Africa In Two Acts focused on the notion of a collective African identity—who are African writers speaking to? How do language and politics intertwine? Achille Mbembe spoke about how collective identity is crucial (“an entirely different map of the continent is in the making”), but Boubacar Boris Diop adamantly disagreed. Diop argued that this is reductive—every African nation has an autonomous identity, and people shouldn't ignore the reality of the nation-state mentality. Aminatta Forna argued that the notion of the nation state is becoming obsolete—that the future will be about the city state. She asked the panel how the rise of city states might affect Africa.
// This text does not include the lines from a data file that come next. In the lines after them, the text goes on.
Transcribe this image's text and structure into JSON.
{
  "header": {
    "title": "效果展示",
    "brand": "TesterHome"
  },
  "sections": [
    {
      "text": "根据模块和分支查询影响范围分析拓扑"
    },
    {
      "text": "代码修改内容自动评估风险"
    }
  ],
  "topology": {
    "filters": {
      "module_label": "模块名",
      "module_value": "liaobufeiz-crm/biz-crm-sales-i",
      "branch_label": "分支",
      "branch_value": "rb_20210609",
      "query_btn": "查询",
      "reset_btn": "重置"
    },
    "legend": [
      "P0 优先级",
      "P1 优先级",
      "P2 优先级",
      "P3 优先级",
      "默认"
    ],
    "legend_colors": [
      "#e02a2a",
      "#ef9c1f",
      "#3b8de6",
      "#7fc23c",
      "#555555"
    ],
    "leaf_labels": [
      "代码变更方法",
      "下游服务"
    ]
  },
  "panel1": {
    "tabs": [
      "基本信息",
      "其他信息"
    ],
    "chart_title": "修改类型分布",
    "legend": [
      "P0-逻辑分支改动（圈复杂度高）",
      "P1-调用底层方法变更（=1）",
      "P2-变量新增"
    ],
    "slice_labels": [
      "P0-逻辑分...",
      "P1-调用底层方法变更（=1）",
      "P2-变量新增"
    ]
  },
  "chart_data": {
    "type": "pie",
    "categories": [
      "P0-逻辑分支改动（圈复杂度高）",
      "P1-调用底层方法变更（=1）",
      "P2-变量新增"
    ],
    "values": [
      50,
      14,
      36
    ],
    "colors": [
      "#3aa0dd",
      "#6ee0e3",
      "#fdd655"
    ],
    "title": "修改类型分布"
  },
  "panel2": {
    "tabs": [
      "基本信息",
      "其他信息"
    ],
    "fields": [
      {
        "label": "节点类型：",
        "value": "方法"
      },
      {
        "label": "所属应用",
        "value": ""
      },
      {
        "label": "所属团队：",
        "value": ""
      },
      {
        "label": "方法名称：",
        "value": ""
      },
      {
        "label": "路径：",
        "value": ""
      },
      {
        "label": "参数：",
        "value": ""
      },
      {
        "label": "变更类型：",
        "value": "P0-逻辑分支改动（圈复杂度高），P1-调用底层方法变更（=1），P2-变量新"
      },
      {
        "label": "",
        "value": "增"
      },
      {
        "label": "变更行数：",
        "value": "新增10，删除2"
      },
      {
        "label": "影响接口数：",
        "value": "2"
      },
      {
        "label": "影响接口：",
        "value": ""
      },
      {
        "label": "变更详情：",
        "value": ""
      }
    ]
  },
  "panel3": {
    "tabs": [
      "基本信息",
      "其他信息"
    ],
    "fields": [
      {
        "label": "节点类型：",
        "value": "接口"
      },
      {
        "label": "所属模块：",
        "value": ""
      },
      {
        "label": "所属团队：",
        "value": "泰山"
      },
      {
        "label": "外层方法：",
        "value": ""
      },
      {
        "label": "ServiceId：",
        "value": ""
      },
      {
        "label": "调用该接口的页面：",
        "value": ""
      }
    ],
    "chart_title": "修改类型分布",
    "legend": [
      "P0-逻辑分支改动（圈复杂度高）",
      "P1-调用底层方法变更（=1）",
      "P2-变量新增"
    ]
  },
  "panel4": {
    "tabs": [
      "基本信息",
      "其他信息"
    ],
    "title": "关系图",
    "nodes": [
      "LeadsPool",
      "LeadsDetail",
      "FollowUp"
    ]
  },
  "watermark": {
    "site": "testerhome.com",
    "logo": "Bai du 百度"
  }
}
Lola Shoneyin brought up the paradox of African writers writing in English—that there are “all the arguments etched in my palm about why it’s better to write in English” and, at the same time, the hope to one day be translated back into her native languages. Billy Kahora discussed the sense of an encroaching determinism on Africa—economically, politically, culturally (“your very essence is determined for you because you are told you’re a certain identity”). Finally, the panel discussed the present and future role of China in Africa.
Sponsored, in part, by the Cultural Services of the French Embassy and NYU Africa House.